We rented a little cottage way out in the country for a few days. It was perfect. On our final evening there we went for a romantic walk in the moonlight, walking hand in hand through the blue-silvered night. I really thought he was going to propose as we stood on that remote hillside overlooking the babbling river below. But the knife slipped in as intimately as a kiss, and I walked back to the cottage without him – just me and my unborn baby, that little bundle of new life I carried within me that I would never have to share with anyone.
He left us well provided for. We lived like nomads from then on, my son and I, travelling from city to city and town to town, never staying in one place for more than a few days at a time. My body began to change, filling out and becoming more curvy and shapely: I liked to think of it as being freshly upholstered for my little passenger. At night I used to dream about him swimming around inside of me, snug as a hand in a new velvet glove. Those were good times.
Soon after, however, the sickness came. I knew that most women experience morning sickness to some degree in their pregnancy, but I hadn’t been expecting anything like this.

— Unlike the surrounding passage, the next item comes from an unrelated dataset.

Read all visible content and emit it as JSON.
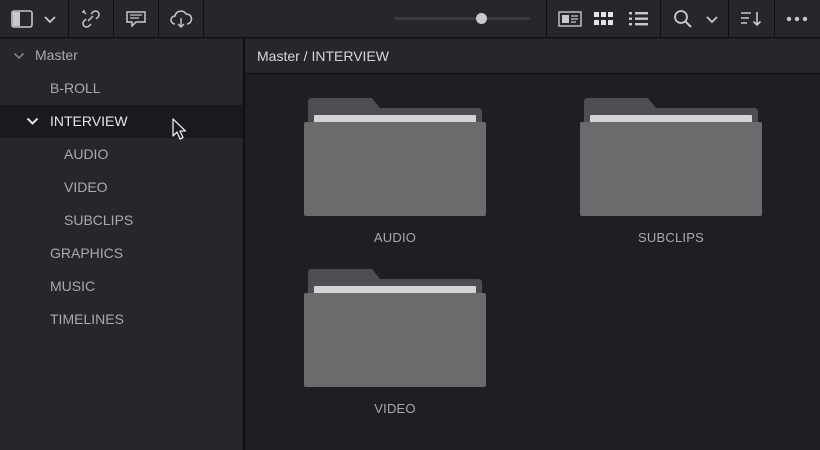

Every morning without fail I would vomit until my stomach ached and my throat was raw, and I was left feeling light-headed and utterly vacant.
And then there were the cravings. I’d never felt anything like them before. They washed over me in waves, great suffocating tsunamis of desire that overwhelmed my senses and almost drove me insane. I didn’t know exactly what it was I wanted, but I had a maddening urge for something, and I knew I could never be truly satisfied until I got it.
For two weeks I endured this misery until I was at my wit’s end. I felt like a slave to forces beyond my control, like an empty bag whipped around by the wind or a scrap of driftwood tossed and buffeted by ocean storms. Then one day I was sitting in a diner staring at a plate of pancakes and trying to stop my stomach from flipping over when everything changed.
A woman came in, obviously heavily pregnant, and made her way straight to the restroom. I rose from my chair and followed, intending to ask her advice on what I was going through, tapping into that universal camaraderie that all mothers-to-be share. At least, I think that’s what I was planning.
The moment the door closed behind me, however, I was completely overtaken by events beyond my control. The craving sized hold of me again, and for the first time I knew exactly what it was I had to do.
I still had the knife with me. I’d kept it as a sort of talisman. In a flash it was in my hand, the cold steel shining unnaturally bright in the harsh artificial light of the stalls. The woman had already vanished into one of the cubicles – I could hear the door rattling as she fumbled with the lock.
I kicked it open. The knife slashed across her throat, cutting short her brief gasp of surprise. She floundered uselessly on the seat, her arms flapping like the wings of a dying bird. It was all over in an instant: I remember the sound of a tap dripping as the blood pooled silently around her feet.
I felt energized – more alive than I had ever felt before. Just at that moment, as the last of her life left her body, I felt my unborn child kick inside me for the very first time. It was truly sublime.
That was three years ago. Not a lot has changed since then. We’re still traveling around, me and my son, seeing the world one motel at a time. He still hasn’t come out yet: who can blame him? The world is often not a very nice place, and he’s already got the most comfortable little den he could ever desire. I am his world, just as he is mine. The cravings still come, and it’s just as delicious as the first time when I satisfy them. He’s going to be such a special little boy when he finally makes his appearance. And I’m sure he’s due any day now.
Any day now.